|Submission Date||May 15, 2017|
University of Miami
IN-24: Innovation A
|1.00 / 1.00||
Environmental Health and Safety
Name or title of the innovative policy, practice, program, or outcome:
A brief description of the innovative policy, practice, program, or outcome that outlines how credit criteria are met and any positive measurable outcomes associated with the innovation:
The intellectual focus of this project is the development of principles for the design of net-zero water buildings, off the water grid. These principles represent a paradigm shift from centralized reduction of oxygen demand, to energy-minimal conveyance and permanent destruction of pharmaceuticals, responsive to technological evolution. Three knowledge barriers are addressed: sustainable treatment system scaling and design; sociocultural and architectural acceptance; and real-time risk assessment. Concepts for system scaling will mimic energy- minimal allometric scaling relationships in biological circulatory systems. New energy-minimal electrocatalytic treatment for effective destruction of pharmaceuticals will be advanced. Difficulty in laboratory-simulation of closed-loop reuse will be overcome by implementation at a dorm unit, with student involvement. Energy-intensive reverse osmosis (RO) treatment will be avoided through cistern drinking and make-up water, low-flow adaptation of new cloth filtration technology, and metallic iron-mediated filtration. To surmount acceptance barriers, behavioral simulations, interviews, and focus groups will first identify individual and group barriers to adoption and then test approaches for improving sociocultural acceptability. Design components including cisterns, residuals storage, annual maintenance, and natural water releases will be considered within the theoretical framework of New Urbanist architecture. Methods of evidence fusion will be developed for machine-learned assessment of in-vitro toxicity from fluorescence spectra, to advance real-time risk monitoring and to ensure system safety.
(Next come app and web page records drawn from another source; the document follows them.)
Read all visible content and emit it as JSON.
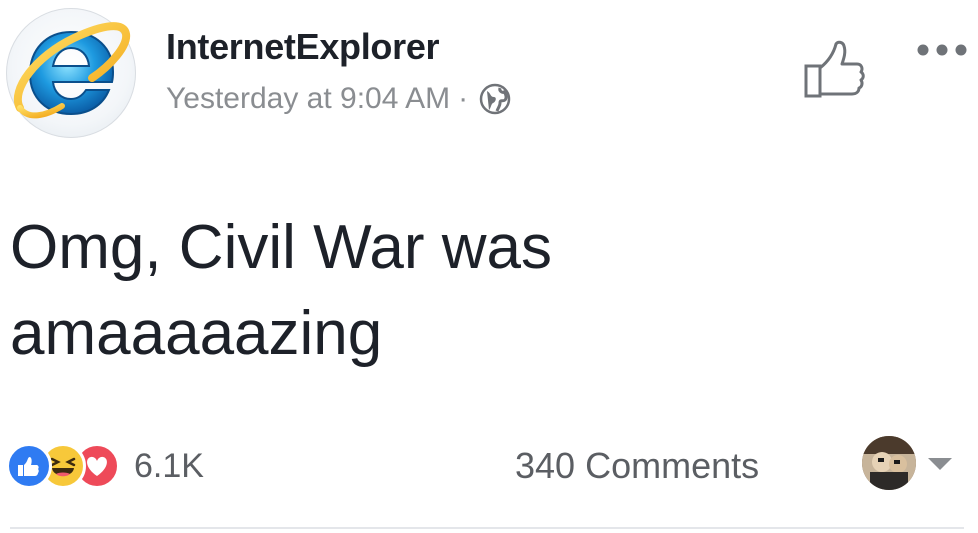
{
  "post": {
    "author": "InternetExplorer",
    "timestamp": "Yesterday at 9:04 AM",
    "separator": "·",
    "privacy_icon": "globe-icon",
    "text": "Omg, Civil War was\namaaaaazing"
  },
  "header_actions": {
    "like_icon": "thumbs-up-outline-icon",
    "more_icon": "more-dots-icon"
  },
  "footer": {
    "reactions": [
      "like",
      "haha",
      "love"
    ],
    "reaction_count": "6.1K",
    "comments_label": "340 Comments"
  },
  "colors": {
    "text": "#1d2129",
    "meta": "#8a8d91",
    "like_blue": "#2f7bf2",
    "haha_yellow": "#f7c83a",
    "love_red": "#ee4a59"
  }
}
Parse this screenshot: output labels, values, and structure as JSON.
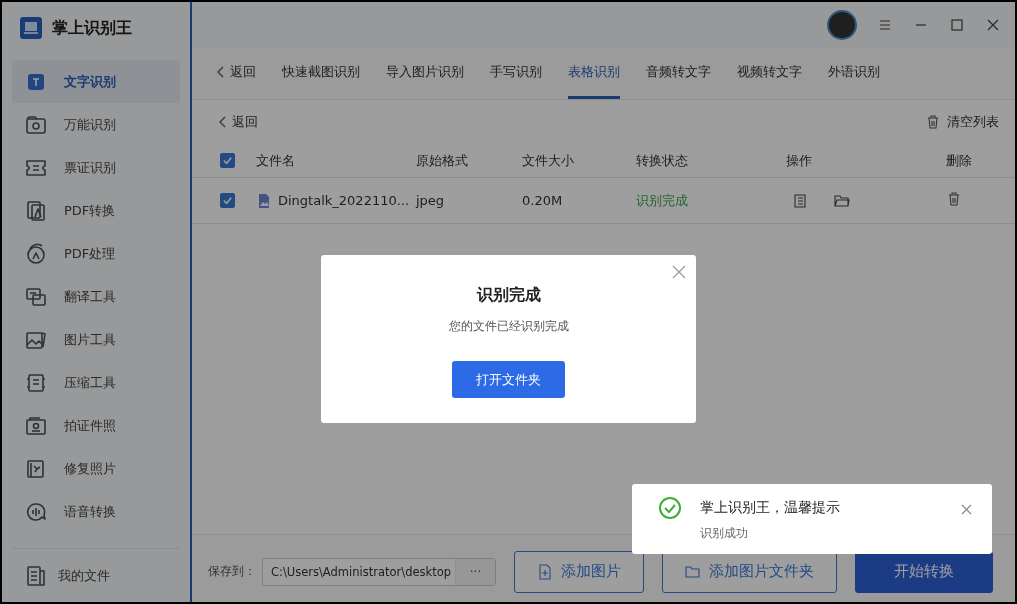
{
  "app": {
    "title": "掌上识别王"
  },
  "sidebar": {
    "items": [
      {
        "label": "文字识别",
        "selected": true
      },
      {
        "label": "万能识别",
        "selected": false
      },
      {
        "label": "票证识别",
        "selected": false
      },
      {
        "label": "PDF转换",
        "selected": false
      },
      {
        "label": "PDF处理",
        "selected": false
      },
      {
        "label": "翻译工具",
        "selected": false
      },
      {
        "label": "图片工具",
        "selected": false
      },
      {
        "label": "压缩工具",
        "selected": false
      },
      {
        "label": "拍证件照",
        "selected": false
      },
      {
        "label": "修复照片",
        "selected": false
      },
      {
        "label": "语音转换",
        "selected": false
      }
    ],
    "footer": {
      "label": "我的文件"
    }
  },
  "tabs": {
    "back": "返回",
    "items": [
      {
        "label": "快速截图识别",
        "selected": false
      },
      {
        "label": "导入图片识别",
        "selected": false
      },
      {
        "label": "手写识别",
        "selected": false
      },
      {
        "label": "表格识别",
        "selected": true
      },
      {
        "label": "音频转文字",
        "selected": false
      },
      {
        "label": "视频转文字",
        "selected": false
      },
      {
        "label": "外语识别",
        "selected": false
      }
    ]
  },
  "toolbar": {
    "back": "返回",
    "clear": "清空列表"
  },
  "table": {
    "all_checked": true,
    "columns": [
      "文件名",
      "原始格式",
      "文件大小",
      "转换状态",
      "操作",
      "删除"
    ],
    "rows": [
      {
        "checked": true,
        "file_name": "Dingtalk_2022110...",
        "format": "jpeg",
        "size": "0.20M",
        "status": "识别完成"
      }
    ]
  },
  "bottom": {
    "save_label": "保存到：",
    "path": "C:\\Users\\Administrator\\desktop",
    "browse": "···",
    "buttons": [
      {
        "label": "添加图片",
        "kind": "outline"
      },
      {
        "label": "添加图片文件夹",
        "kind": "outline"
      },
      {
        "label": "开始转换",
        "kind": "primary"
      }
    ]
  },
  "dialog": {
    "title": "识别完成",
    "message": "您的文件已经识别完成",
    "button": "打开文件夹"
  },
  "toast": {
    "title": "掌上识别王，温馨提示",
    "message": "识别成功"
  }
}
System design concepts will directly address the energetics of water and wastewater conveyance, representing 15% of U.S. electric power generation, and leverage emerging capability for automated treatment, monitoring, and decentralized operation and maintenance. Urban water demands would be satisfied and removed from the natural system; pharmaceuticals would be largely removed from the environment, and pesticides and industrial chemicals would be largely removed from drinking water supplies. De facto reuse of surface water consisting largely of treated wastewater would be replaced with explicitly engineered control. Water rationing, and treatment of hardness, arsenic, and boron, and other geologic impurities, would be largely obviated. Treatment would be designed to routinely, permanently destroy pharmaceuticals, addressing widespread biotic feminization. Benefits will propagate through the engagement of a new generation in their future, immersed by living in a dedicated, cross-disciplinary, undergraduate ~20-bed retrofitted dorm unit with design input by students. Well-represented Caribbean and Latin student populations will continue to be involved along with participating agencies and industry partners, for immersion in terms of research, industrial partnerships, public tours, and 1-2 high school student projects (MAST Academy). A Capstone Net-Zero Water Workshop will include regulators, consulting firms, students, and faculty.
Which of the following impact areas does the innovation most closely relate to? (select up to three):
A letter of affirmation from an individual with relevant expertise or a press release or publication featuring the innovation :
The website URL where information about the innovation is available :
Additional documentation to support the submission:
The information presented here is self-reported. While AASHE
staff review portions of all STARS reports and institutions are welcome to seek additional forms of review, the data in STARS reports are not verified by AASHE. If you believe any of this information is erroneous or inconsistent with credit criteria, please review the process for inquiring about the information reported by an institution and complete the Data Inquiry Form.
The information presented here is self-reported. While AASHE staff review portions of all STARS reports and institutions are welcome to seek additional forms of review, the data in STARS reports are not verified by AASHE. If you believe any of this information is erroneous or inconsistent with credit criteria, please review the process for inquiring about the information reported by an institution and complete the Data Inquiry Form.